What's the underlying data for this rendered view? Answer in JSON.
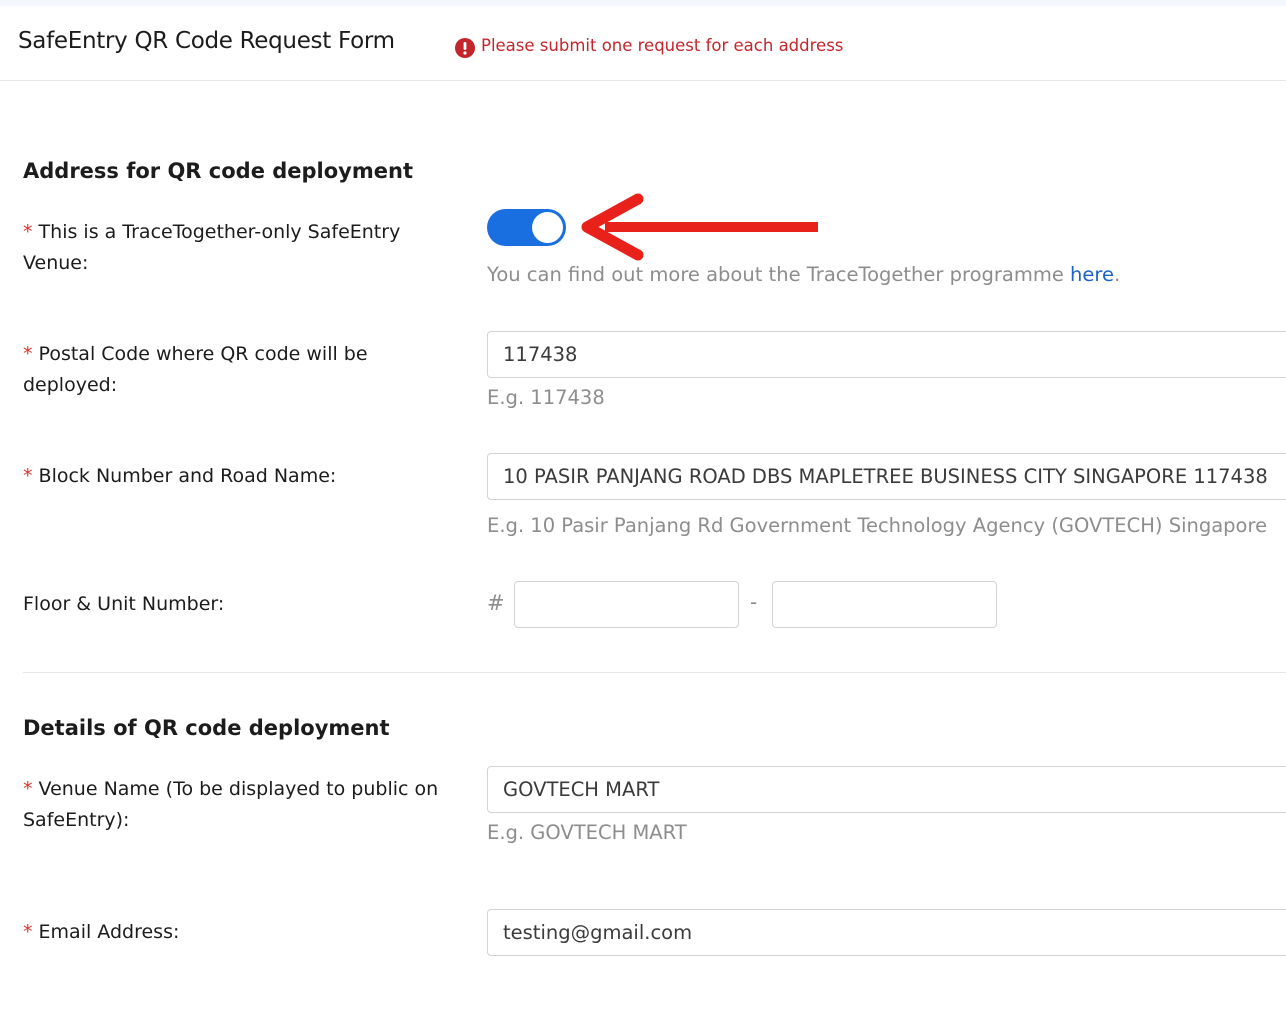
{
  "header": {
    "title": "SafeEntry QR Code Request Form",
    "notice": "Please submit one request for each address",
    "notice_icon": "exclamation-circle-icon",
    "notice_color": "#c4252b"
  },
  "sections": {
    "address_heading": "Address for QR code deployment",
    "details_heading": "Details of QR code deployment"
  },
  "fields": {
    "required_marker": "*",
    "tt_only": {
      "label": "This is a TraceTogether-only SafeEntry Venue:",
      "toggle_on": true,
      "toggle_color": "#1a6fe0",
      "help_prefix": "You can find out more about the TraceTogether programme ",
      "help_link": "here",
      "help_suffix": "."
    },
    "postal_code": {
      "label": "Postal Code where QR code will be deployed:",
      "value": "117438",
      "hint": "E.g. 117438"
    },
    "block_road": {
      "label": "Block Number and Road Name:",
      "value": "10 PASIR PANJANG ROAD DBS MAPLETREE BUSINESS CITY SINGAPORE 117438",
      "hint": "E.g. 10 Pasir Panjang Rd Government Technology Agency (GOVTECH) Singapore"
    },
    "floor_unit": {
      "label": "Floor & Unit Number:",
      "prefix": "#",
      "separator": "-",
      "floor_value": "",
      "unit_value": ""
    },
    "venue_name": {
      "label": "Venue Name (To be displayed to public on SafeEntry):",
      "value": "GOVTECH MART",
      "hint": "E.g. GOVTECH MART"
    },
    "email": {
      "label": "Email Address:",
      "value": "testing@gmail.com"
    }
  },
  "annotation": {
    "arrow_color": "#e8211b",
    "arrow_icon": "red-arrow-left-icon"
  }
}
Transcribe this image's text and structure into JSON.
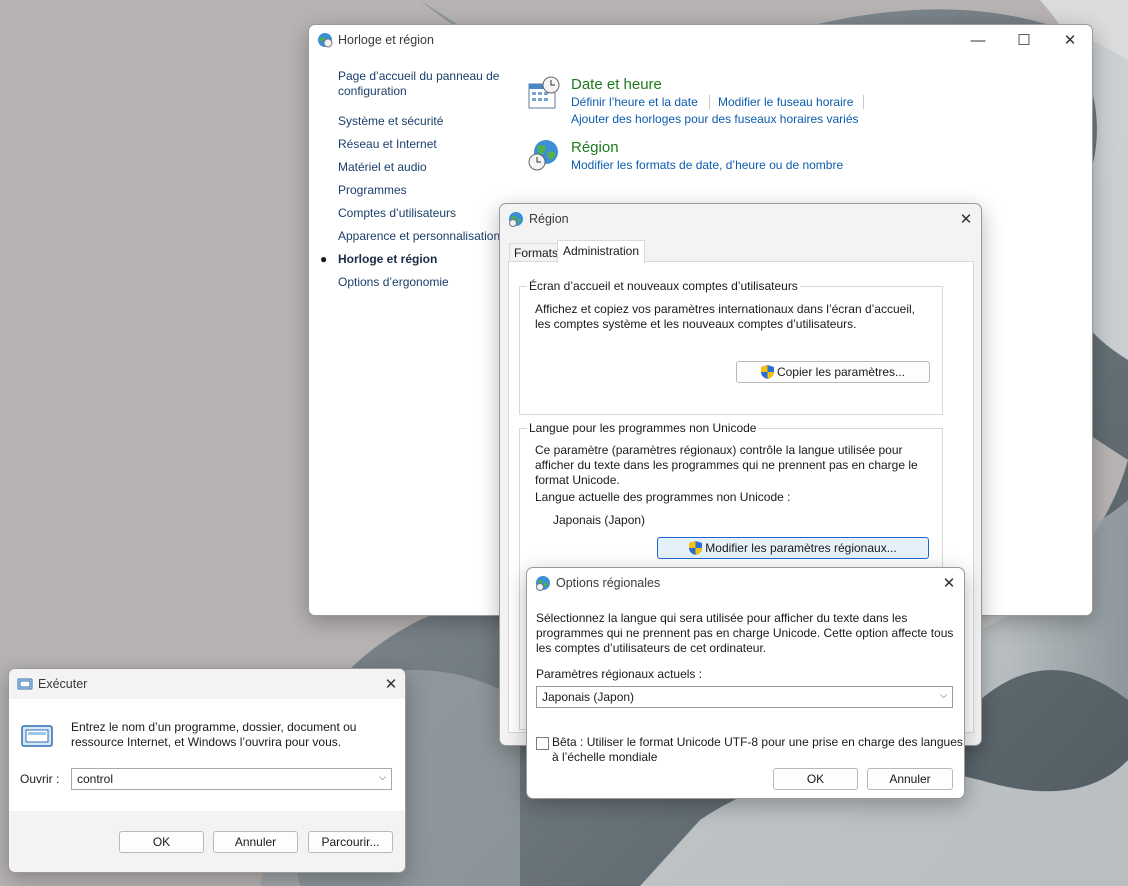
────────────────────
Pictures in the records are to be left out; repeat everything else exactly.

• [RESULT OF THIS EXERCISE]:
What's the underlying data for this rendered view? Answer in JSON.
{
  "header": {
    "title": "SafeEntry QR Code Request Form",
    "notice": "Please submit one request for each address",
    "notice_icon": "exclamation-circle-icon",
    "notice_color": "#c4252b"
  },
  "sections": {
    "address_heading": "Address for QR code deployment",
    "details_heading": "Details of QR code deployment"
  },
  "fields": {
    "required_marker": "*",
    "tt_only": {
      "label": "This is a TraceTogether-only SafeEntry Venue:",
      "toggle_on": true,
      "toggle_color": "#1a6fe0",
      "help_prefix": "You can find out more about the TraceTogether programme ",
      "help_link": "here",
      "help_suffix": "."
    },
    "postal_code": {
      "label": "Postal Code where QR code will be deployed:",
      "value": "117438",
      "hint": "E.g. 117438"
    },
    "block_road": {
      "label": "Block Number and Road Name:",
      "value": "10 PASIR PANJANG ROAD DBS MAPLETREE BUSINESS CITY SINGAPORE 117438",
      "hint": "E.g. 10 Pasir Panjang Rd Government Technology Agency (GOVTECH) Singapore"
    },
    "floor_unit": {
      "label": "Floor & Unit Number:",
      "prefix": "#",
      "separator": "-",
      "floor_value": "",
      "unit_value": ""
    },
    "venue_name": {
      "label": "Venue Name (To be displayed to public on SafeEntry):",
      "value": "GOVTECH MART",
      "hint": "E.g. GOVTECH MART"
    },
    "email": {
      "label": "Email Address:",
      "value": "testing@gmail.com"
    }
  },
  "annotation": {
    "arrow_color": "#e8211b",
    "arrow_icon": "red-arrow-left-icon"
  }
}
Transcribe this image's text and structure into JSON.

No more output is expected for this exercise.